Starting your Family History

Tracing the family tree is a favourite pastime for many people and with the ever increasing number of sources available on the internet it is possible for most English people to trace their ancestry back to the eighteenth century or earlier without leaving the comfort of their own home.  However, transcripts of records can never be considered as 100% accurate so at some point you should endeavor to see (film or photocopy of) the original documents. 

When tracing the earlier generations of your family you have to accept what you find; good or bad.  There will almost certainly be illegitimacy somewhere in your tree and you may well find paupers or rogues, or sometimes you find the rich and famous.  The story that unfolds may be sad, traumatic or tragic, or it could be funny or bizarre.  Don’t judge your ancestors with twenty-first century values.  Depending on what you uncover you may want to research any number of different things.

Genealogy is about compiling a large family tree with just names and dates.  Family History is about putting flesh onto the bones of that tree.  As you discover more about your family you will inevitably gather a lot of information so organize that information in a manageable way from the beginning.  You might choose to have a folder for each surname being researched; you might opt for a pedigree sheet for each couple and their children together with a large chart or table to locate them on your tree or you might choose to use one of the many computer programs to organize your data.  The choice is yours.

Don’t assume that someone famous is related to you just because they have the same surname.  Many surnames, even the less common ones, have multiple origins, and not infrequently a family has changed its surname for a variety of reasons and not only because a woman has married.  If you are directly descended from the celebrity the link will be obvious when your research gets that far back.  If it’s a cousin link the common ancestor will be at least one, and possibly quite a few, generations further back so you would need to know the ancestry of the celebrity as well as your own to show a relationship.

The general rule of research is to start with what you know and work back from that.  Most people know or knew their parents or grandparents, but do you know where and when they were born, married or died?  Start with yourself and your parents and write down the following information as applicable:   Full name   Date and place of birth
  Names of parents
  Date and place of marriage(s)
  Spouse’s full names
  Date of death
  Date and place of burial/cremation
Now do the same for all four of your grandparents.
Are there any gaps in this information?  If so that is where you should start your research.  If you have been able to answer all of those questions write down the same information for each of your eight great grandparents.

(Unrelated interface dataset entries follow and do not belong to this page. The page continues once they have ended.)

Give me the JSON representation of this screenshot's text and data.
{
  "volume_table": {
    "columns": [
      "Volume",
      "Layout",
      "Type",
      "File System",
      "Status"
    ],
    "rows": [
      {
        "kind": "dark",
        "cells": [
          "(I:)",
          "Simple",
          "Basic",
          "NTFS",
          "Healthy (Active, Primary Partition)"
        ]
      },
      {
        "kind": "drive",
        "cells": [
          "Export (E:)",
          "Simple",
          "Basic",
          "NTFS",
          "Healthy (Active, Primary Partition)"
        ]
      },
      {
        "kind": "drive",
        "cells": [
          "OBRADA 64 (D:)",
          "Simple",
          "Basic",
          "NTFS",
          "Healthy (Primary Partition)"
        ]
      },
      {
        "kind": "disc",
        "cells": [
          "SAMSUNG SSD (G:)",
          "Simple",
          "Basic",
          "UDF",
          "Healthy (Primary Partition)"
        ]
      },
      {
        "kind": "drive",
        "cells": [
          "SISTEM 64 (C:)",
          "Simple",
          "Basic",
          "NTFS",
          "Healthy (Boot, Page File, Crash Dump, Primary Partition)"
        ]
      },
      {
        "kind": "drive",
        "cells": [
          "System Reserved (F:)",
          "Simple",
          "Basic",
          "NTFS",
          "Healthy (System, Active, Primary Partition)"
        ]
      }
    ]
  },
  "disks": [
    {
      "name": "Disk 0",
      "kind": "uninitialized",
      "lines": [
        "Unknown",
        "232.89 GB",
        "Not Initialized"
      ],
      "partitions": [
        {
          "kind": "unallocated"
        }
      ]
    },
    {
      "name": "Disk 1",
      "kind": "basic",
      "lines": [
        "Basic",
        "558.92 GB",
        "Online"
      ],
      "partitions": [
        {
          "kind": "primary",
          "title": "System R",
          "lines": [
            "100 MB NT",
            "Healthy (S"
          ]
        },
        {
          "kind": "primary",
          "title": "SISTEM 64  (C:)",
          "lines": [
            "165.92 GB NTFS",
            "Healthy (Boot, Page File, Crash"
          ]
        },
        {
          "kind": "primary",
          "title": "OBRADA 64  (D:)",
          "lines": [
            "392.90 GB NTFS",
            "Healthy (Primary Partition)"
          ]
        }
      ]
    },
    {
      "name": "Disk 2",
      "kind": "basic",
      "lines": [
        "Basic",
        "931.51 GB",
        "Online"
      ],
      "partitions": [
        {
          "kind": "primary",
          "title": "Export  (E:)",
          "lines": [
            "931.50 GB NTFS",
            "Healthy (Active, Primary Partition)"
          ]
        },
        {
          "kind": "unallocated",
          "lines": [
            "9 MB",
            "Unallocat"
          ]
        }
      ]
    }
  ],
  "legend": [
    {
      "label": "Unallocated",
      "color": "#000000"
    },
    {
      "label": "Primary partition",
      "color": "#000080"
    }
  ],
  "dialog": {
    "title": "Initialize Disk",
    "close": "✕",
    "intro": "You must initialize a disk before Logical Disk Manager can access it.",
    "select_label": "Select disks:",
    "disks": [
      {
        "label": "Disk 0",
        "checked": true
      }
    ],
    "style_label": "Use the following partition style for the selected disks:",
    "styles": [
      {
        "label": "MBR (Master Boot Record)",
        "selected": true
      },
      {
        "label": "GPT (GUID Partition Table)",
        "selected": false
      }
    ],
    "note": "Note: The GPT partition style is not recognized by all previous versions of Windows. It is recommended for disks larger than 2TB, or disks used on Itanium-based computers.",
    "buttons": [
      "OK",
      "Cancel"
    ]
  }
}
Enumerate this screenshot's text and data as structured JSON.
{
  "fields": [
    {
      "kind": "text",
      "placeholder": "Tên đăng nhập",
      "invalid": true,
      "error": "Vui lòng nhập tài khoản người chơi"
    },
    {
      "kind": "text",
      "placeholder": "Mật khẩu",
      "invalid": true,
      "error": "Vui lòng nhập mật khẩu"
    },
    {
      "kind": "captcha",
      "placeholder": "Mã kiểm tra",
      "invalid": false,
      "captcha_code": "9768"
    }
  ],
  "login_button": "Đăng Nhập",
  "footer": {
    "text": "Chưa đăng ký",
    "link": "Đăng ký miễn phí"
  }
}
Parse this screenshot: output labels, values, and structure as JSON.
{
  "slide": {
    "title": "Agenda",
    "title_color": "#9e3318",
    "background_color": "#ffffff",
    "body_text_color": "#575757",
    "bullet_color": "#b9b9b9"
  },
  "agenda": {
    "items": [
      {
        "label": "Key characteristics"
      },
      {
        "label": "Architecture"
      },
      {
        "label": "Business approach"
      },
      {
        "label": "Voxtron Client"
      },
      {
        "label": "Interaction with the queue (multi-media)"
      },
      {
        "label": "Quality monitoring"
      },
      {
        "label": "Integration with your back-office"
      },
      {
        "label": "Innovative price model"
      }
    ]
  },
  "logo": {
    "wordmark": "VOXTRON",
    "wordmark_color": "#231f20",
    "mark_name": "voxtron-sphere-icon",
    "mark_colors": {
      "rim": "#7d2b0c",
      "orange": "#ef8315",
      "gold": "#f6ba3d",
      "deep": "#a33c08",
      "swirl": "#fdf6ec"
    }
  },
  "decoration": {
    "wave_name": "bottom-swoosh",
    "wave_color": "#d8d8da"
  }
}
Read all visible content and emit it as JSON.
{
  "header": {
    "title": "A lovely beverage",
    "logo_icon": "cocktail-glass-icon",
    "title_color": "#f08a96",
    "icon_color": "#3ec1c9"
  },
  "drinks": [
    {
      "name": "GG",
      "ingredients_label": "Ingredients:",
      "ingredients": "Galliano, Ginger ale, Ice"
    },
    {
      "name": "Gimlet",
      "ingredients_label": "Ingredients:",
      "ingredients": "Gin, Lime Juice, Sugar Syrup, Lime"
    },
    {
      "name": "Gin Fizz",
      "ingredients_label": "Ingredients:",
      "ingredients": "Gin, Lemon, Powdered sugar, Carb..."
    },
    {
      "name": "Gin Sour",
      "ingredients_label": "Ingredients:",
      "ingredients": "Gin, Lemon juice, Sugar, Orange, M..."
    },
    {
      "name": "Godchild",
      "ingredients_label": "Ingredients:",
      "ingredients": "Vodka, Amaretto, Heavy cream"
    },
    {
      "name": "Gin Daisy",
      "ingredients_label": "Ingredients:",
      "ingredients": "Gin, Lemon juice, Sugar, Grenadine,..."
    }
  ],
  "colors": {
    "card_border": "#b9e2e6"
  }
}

Start by asking any older relatives (aunts, uncles, cousins etc) what they know about the family.  Be prepared for memories to be faulty and for people to exaggerate or try to keep skeletons firmly in the cupboard, but family memories are a good indication as to where to expect to find your ancestors.

It doesn’t matter which line you choose to research first.  A lot of people like to trace the male line for their own surname, but all of your ancestors contributed to what you are but it may well be easier to trace one of the other lines, especially if your surname is very common or if you are still living in the same area as those ancestors as you have a better knowledge of the geography of the area.

The most frequently used records for researching family history are:
  Civil Registration of birth, marriage and death.
  Census returns; 1841, 1851, 1861, 1871, 1881, 1891, 1901, 1911.
  Church records of baptism, marriage and burial.

See also the pages about:

Civil Registration          Census Returns          Parish Registers